In the age of streaming wars, sometimes you have to rebrand to get people's attention, and that's what ViacomCBS is hoping for later this year. Variety reports that the company's previously announced CBS All Access rebrand will take effect March 4 with the launch of Paramount+, an expanded streaming home for original series like Star Trek: Picard, The Stand, Star Trek: Discovery and The Twilight Zone revival, which will also serve as a hub for the company's massive library of programming.
CBS All Access launched in the fall of 2014 with the promise of both live TV viewing through dozens of local CBS affiliates, including NFL games, and an expansive selection of previously completed and ongoing CBS programming. Three years later, the streaming service finally launched its original programming with The Good Wife spinoff The Good Fight and, later in 2017, the first original Star Trek streaming series, Star Trek: Discovery. More original programming has since followed, as CBS All Access has become home to a growing universe of Star Trek programming in particular, including Picard and the animated comedy series Star Trek: Lower Decks.
Now those series, and other genre hits like The Twilight Zone and The Stand, will be making the switch to the new brand, which hopes to unite the previously existing CBS All Access programming slate with an expanded roster under the Paramount+ name. ViacomCBS has already announced several new series that will be hitting the streamer in the near future, including The Offer, a series about the making of Paramount's The Godfather, a new edition of music docuseries Behind the Music, and docuseries titled The Real Criminal Minds, spinning off the popular CBS procedural Criminal Minds.
The end goal of all of this is to roll out 30,000 episodes and movies from the ViacomCBS library, along with original programming, to make Paramount+ more attractive to subscribers at a time when Netflix, Disney+, and HBO Max are all making major pushes of their own to keep customers interested. With that in mind, of course, we have to wonder if that means ViacomCBS might also eventually push for previously announced theatrical movies to make the leap to streaming instead.
It's something both Disney and Warner Bros. have already tried with various releases, most recently Wonder Woman 1984 on HBO Max and Soul on Disney+, and Paramount has been sitting on A Quiet Place Part II since the early days of the COVID-19 lockdown, to name just one example. Is that another option in the Paramount+ toolkit? ViacomCBS has announced an investor presentation on February 24 to break down their streaming plans going forward, so we might soon find out.

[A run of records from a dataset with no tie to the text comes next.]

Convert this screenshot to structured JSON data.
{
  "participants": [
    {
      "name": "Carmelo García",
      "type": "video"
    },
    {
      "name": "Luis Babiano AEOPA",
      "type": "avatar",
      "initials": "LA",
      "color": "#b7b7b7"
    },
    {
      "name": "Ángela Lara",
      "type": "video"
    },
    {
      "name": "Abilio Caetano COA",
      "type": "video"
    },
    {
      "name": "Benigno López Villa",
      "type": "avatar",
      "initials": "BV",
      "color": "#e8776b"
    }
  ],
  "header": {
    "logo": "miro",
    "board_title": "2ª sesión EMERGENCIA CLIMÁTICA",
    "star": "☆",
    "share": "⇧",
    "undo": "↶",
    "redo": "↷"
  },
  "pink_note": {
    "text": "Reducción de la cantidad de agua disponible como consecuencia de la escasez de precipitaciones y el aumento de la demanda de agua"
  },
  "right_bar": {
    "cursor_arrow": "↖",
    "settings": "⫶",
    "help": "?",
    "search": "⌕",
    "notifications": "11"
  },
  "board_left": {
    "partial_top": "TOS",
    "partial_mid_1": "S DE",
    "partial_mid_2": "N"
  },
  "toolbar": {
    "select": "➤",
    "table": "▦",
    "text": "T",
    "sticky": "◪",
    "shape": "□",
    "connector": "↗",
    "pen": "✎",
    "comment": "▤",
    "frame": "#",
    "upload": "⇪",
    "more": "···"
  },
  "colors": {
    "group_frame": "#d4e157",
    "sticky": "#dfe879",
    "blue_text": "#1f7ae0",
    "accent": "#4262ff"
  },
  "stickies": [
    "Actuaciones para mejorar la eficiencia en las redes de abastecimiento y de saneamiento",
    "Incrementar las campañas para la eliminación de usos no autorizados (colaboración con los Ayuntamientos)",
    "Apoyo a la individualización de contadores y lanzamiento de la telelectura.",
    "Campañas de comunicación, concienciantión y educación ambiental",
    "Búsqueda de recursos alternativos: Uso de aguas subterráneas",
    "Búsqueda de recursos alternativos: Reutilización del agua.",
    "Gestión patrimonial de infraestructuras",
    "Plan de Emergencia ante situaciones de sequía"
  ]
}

Even if theatrical releases don't get pushed there, though, it'll be worth paying attention to see what else Paramount+ is bringing to the table at a time when everyone with a streaming service is battling for more eyeballs.